#### Exercise requirements:
Your answer must be every line of the data below that holds the string "screenshot", copied exactly.

Source material Start Marker

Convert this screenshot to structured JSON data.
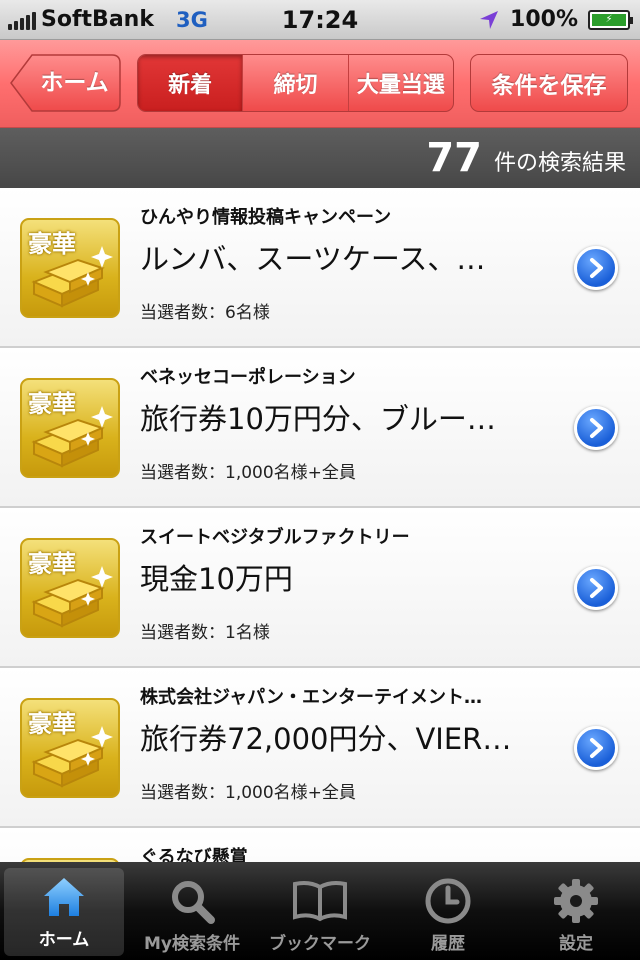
{
  "status_bar": {
    "carrier": "SoftBank",
    "network": "3G",
    "time": "17:24",
    "battery": "100%"
  },
  "nav": {
    "back_label": "ホーム",
    "segments": [
      "新着",
      "締切",
      "大量当選"
    ],
    "selected_segment": "新着",
    "save_label": "条件を保存"
  },
  "results": {
    "count": "77",
    "label": "件の検索結果"
  },
  "badge_label": "豪華",
  "items": [
    {
      "sponsor": "ひんやり情報投稿キャンペーン",
      "prize": "ルンバ、スーツケース、…",
      "winners": "当選者数：6名様"
    },
    {
      "sponsor": "ベネッセコーポレーション",
      "prize": "旅行券10万円分、ブルー…",
      "winners": "当選者数：1,000名様+全員"
    },
    {
      "sponsor": "スイートベジタブルファクトリー",
      "prize": "現金10万円",
      "winners": "当選者数：1名様"
    },
    {
      "sponsor": "株式会社ジャパン・エンターテイメント…",
      "prize": "旅行券72,000円分、VIER…",
      "winners": "当選者数：1,000名様+全員"
    },
    {
      "sponsor": "ぐるなび懸賞",
      "prize": "",
      "winners": ""
    }
  ],
  "tabs": [
    {
      "label": "ホーム",
      "icon": "home-icon",
      "active": true
    },
    {
      "label": "My検索条件",
      "icon": "search-icon",
      "active": false
    },
    {
      "label": "ブックマーク",
      "icon": "book-icon",
      "active": false
    },
    {
      "label": "履歴",
      "icon": "clock-icon",
      "active": false
    },
    {
      "label": "設定",
      "icon": "gear-icon",
      "active": false
    }
  ]
}
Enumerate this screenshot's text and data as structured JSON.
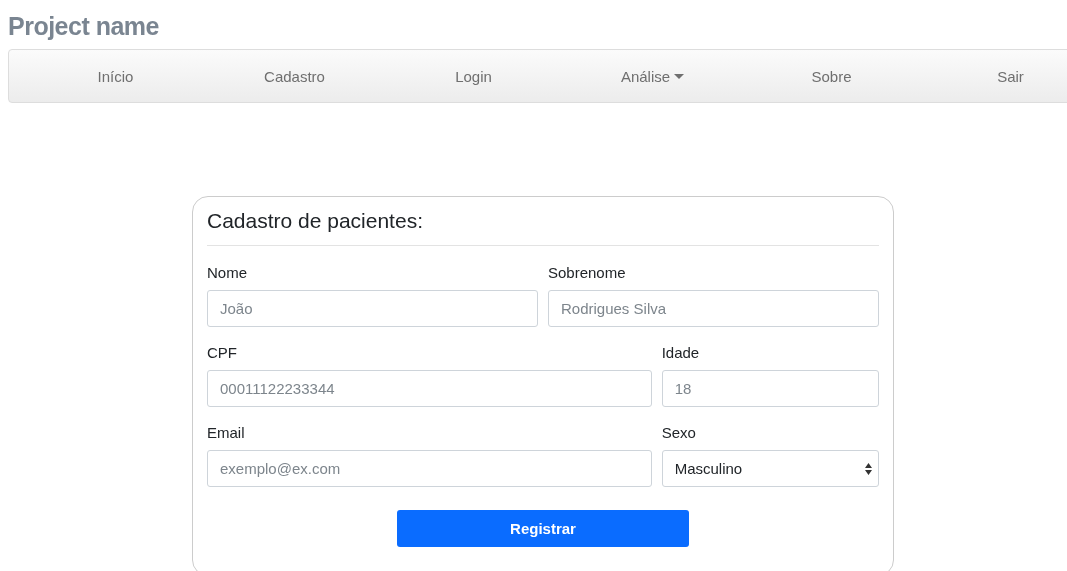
{
  "project_name": "Project name",
  "nav": [
    {
      "label": "Início",
      "kind": "link"
    },
    {
      "label": "Cadastro",
      "kind": "link"
    },
    {
      "label": "Login",
      "kind": "link"
    },
    {
      "label": "Análise",
      "kind": "dropdown"
    },
    {
      "label": "Sobre",
      "kind": "link"
    },
    {
      "label": "Sair",
      "kind": "link"
    }
  ],
  "form": {
    "title": "Cadastro de pacientes:",
    "rows": [
      [
        {
          "label": "Nome",
          "kind": "input",
          "placeholder": "João"
        },
        {
          "label": "Sobrenome",
          "kind": "input",
          "placeholder": "Rodrigues Silva"
        }
      ],
      [
        {
          "label": "CPF",
          "kind": "input",
          "placeholder": "00011122233344"
        },
        {
          "label": "Idade",
          "kind": "input",
          "placeholder": "18"
        }
      ],
      [
        {
          "label": "Email",
          "kind": "input",
          "placeholder": "exemplo@ex.com"
        },
        {
          "label": "Sexo",
          "kind": "select",
          "value": "Masculino"
        }
      ]
    ],
    "submit": "Registrar"
  }
}
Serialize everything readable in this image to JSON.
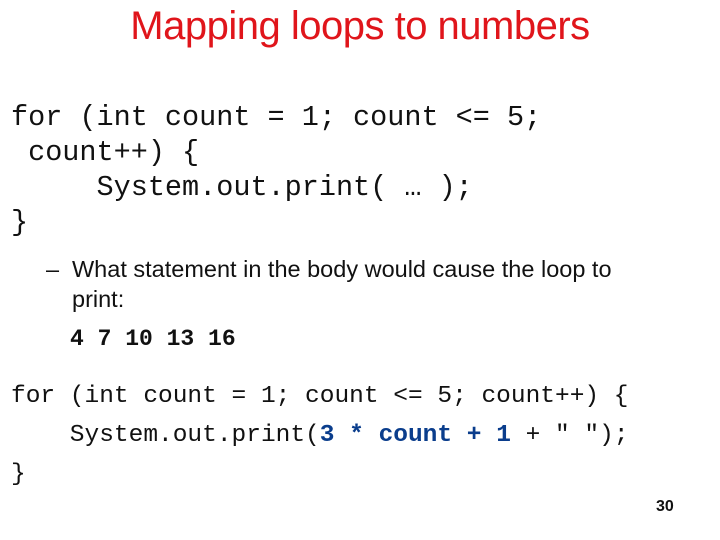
{
  "slide": {
    "title": "Mapping loops to numbers",
    "title_color": "#e0151b",
    "code_template": {
      "lines": [
        "for (int count = 1; count <= 5;",
        " count++) {",
        "     System.out.print( … );",
        "}"
      ]
    },
    "question": {
      "dash": "–",
      "line1": "What statement in the body would cause the loop to",
      "line2": "print:",
      "expected_output": "4 7 10 13 16"
    },
    "solution": {
      "line1": "for (int count = 1; count <= 5; count++) {",
      "line2_prefix": "    System.out.print(",
      "line2_highlight": "3 * count + 1",
      "line2_suffix": " + \" \");",
      "line3": "}",
      "highlight_color": "#0a3d8c"
    },
    "slide_number": "30"
  }
}
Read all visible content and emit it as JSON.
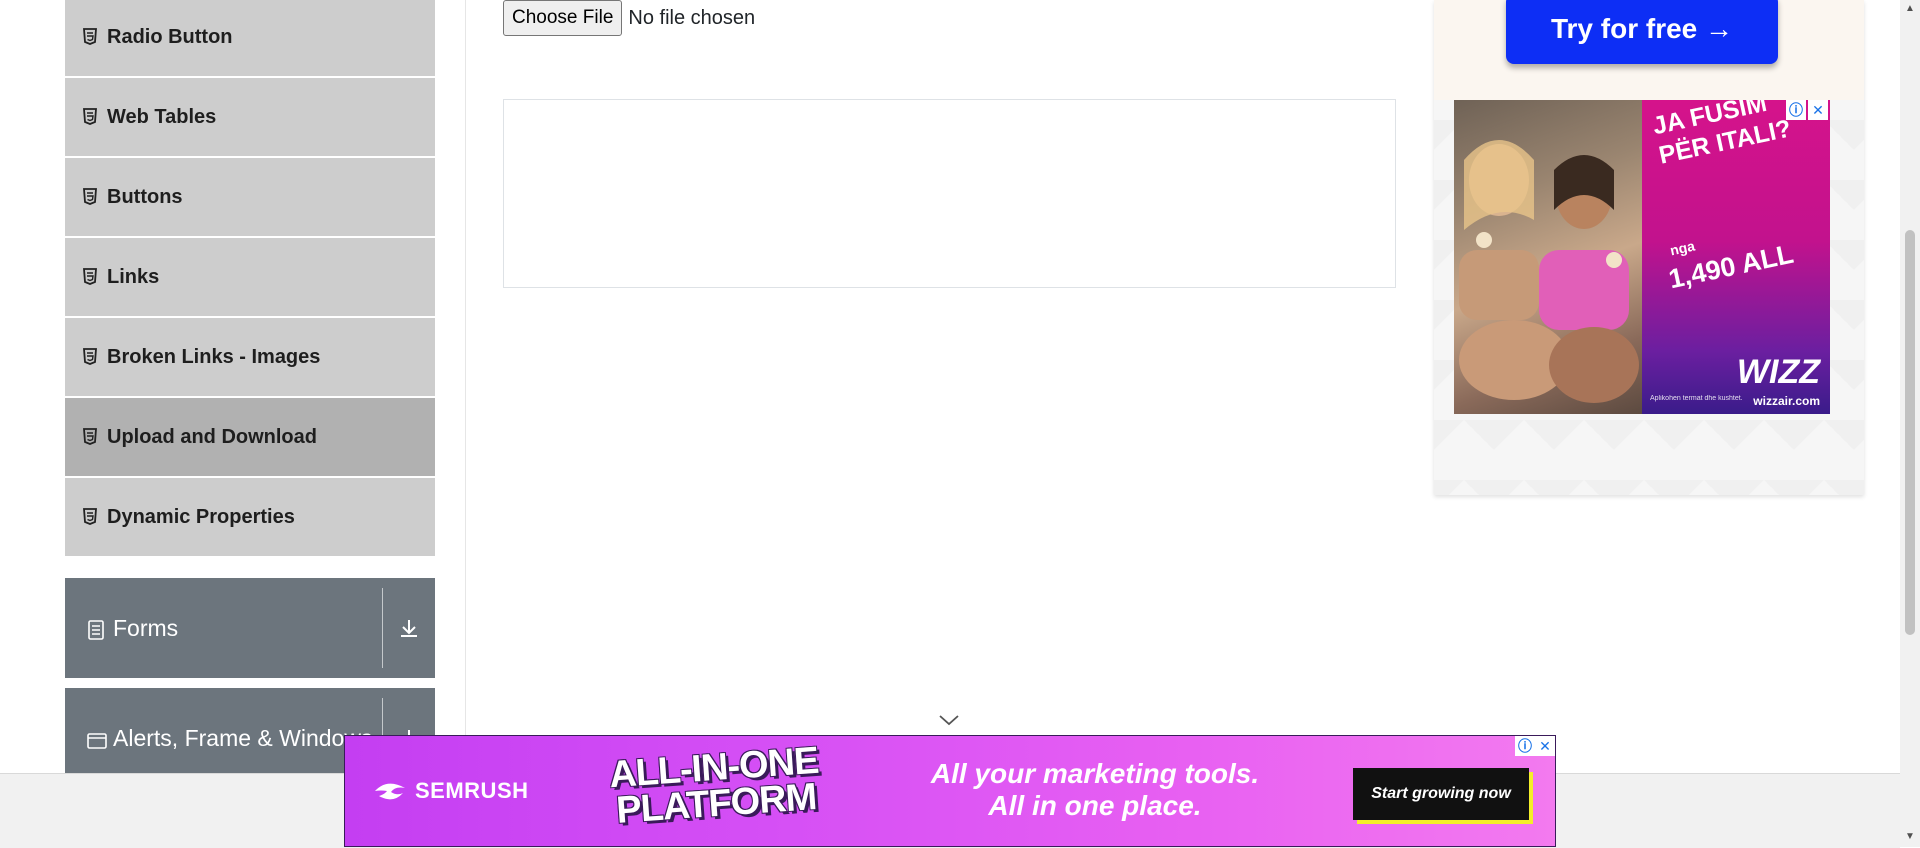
{
  "sidebar": {
    "items": [
      {
        "label": "Radio Button",
        "active": false
      },
      {
        "label": "Web Tables",
        "active": false
      },
      {
        "label": "Buttons",
        "active": false
      },
      {
        "label": "Links",
        "active": false
      },
      {
        "label": "Broken Links - Images",
        "active": false
      },
      {
        "label": "Upload and Download",
        "active": true
      },
      {
        "label": "Dynamic Properties",
        "active": false
      }
    ],
    "groups": [
      {
        "label": "Forms"
      },
      {
        "label": "Alerts, Frame & Windows"
      }
    ]
  },
  "main": {
    "upload": {
      "button_label": "Choose File",
      "status_text": "No file chosen"
    }
  },
  "ads": {
    "right_top": {
      "cta": "Try for free →"
    },
    "wizz": {
      "headline": "JA FUSIM PËR ITALI?",
      "from_label": "nga",
      "price": "1,490 ALL",
      "logo": "WIZZ",
      "domain": "wizzair.com",
      "fine_print": "Aplikohen termat dhe kushtet."
    },
    "semrush": {
      "brand": "SEMRUSH",
      "headline_line1": "ALL-IN-ONE",
      "headline_line2": "PLATFORM",
      "tagline_line1": "All your marketing tools.",
      "tagline_line2": "All in one place.",
      "cta": "Start growing now"
    },
    "info_glyph": "ⓘ",
    "close_glyph": "✕"
  },
  "colors": {
    "menu_bg": "#cdcdcd",
    "menu_active_bg": "#b1b1b1",
    "group_bg": "#6c757d",
    "try_free_blue": "#0d2ef5"
  }
}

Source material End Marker

#### Answer for this exercise:
Convert this screenshot to structured JSON data.
Enumerate this screenshot's text and data as structured JSON.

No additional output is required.